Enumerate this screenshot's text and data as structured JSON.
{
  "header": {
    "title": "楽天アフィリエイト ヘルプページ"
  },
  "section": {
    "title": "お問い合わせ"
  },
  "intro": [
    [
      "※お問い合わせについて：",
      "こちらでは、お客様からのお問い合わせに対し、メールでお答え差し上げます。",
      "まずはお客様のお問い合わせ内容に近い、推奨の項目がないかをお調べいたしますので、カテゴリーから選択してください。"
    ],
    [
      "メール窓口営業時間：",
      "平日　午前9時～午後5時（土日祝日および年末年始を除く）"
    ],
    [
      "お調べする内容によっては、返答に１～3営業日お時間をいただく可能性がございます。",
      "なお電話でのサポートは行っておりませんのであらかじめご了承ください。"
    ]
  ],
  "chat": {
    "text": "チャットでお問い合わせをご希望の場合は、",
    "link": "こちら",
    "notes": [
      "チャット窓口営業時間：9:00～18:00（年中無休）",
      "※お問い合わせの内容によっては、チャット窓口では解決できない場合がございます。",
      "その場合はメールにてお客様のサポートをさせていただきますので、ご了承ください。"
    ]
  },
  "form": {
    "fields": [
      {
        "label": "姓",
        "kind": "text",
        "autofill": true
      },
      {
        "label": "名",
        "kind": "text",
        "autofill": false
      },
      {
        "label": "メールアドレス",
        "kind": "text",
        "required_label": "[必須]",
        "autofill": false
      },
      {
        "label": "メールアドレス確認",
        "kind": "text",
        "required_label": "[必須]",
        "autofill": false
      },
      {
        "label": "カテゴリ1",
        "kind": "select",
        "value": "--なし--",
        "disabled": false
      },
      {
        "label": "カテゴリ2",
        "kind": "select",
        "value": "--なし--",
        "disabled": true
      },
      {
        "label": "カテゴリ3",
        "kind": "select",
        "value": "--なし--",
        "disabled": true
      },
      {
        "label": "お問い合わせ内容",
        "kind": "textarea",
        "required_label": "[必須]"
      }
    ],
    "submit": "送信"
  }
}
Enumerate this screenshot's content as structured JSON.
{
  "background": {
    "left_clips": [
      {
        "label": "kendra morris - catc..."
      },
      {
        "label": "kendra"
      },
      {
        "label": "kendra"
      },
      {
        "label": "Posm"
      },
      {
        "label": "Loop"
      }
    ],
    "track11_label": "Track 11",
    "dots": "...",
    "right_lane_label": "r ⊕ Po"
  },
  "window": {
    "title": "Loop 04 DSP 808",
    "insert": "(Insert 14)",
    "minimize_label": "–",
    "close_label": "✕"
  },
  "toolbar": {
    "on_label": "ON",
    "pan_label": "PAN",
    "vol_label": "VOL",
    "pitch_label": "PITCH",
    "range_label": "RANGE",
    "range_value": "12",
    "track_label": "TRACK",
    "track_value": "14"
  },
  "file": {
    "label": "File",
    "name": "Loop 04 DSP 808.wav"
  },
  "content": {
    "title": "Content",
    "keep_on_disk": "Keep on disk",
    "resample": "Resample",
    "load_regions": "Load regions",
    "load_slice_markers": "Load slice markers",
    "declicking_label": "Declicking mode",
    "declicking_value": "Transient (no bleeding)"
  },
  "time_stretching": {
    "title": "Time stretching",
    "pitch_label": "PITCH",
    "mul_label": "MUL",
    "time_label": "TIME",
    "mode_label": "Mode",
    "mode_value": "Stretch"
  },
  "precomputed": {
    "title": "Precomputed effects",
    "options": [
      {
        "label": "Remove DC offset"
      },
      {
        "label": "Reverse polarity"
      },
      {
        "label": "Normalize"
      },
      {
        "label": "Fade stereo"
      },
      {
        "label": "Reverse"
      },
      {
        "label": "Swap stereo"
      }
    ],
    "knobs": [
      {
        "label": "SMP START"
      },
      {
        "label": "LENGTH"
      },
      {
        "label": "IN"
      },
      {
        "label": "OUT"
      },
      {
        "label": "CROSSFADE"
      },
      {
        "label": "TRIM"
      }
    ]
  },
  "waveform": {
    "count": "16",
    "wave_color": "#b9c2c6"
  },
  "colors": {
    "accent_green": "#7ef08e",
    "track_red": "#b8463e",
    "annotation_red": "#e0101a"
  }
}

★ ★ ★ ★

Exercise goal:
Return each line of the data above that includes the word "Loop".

Result below:
        "label": "Loop"
    "title": "Loop 04 DSP 808",
    "name": "Loop 04 DSP 808.wav"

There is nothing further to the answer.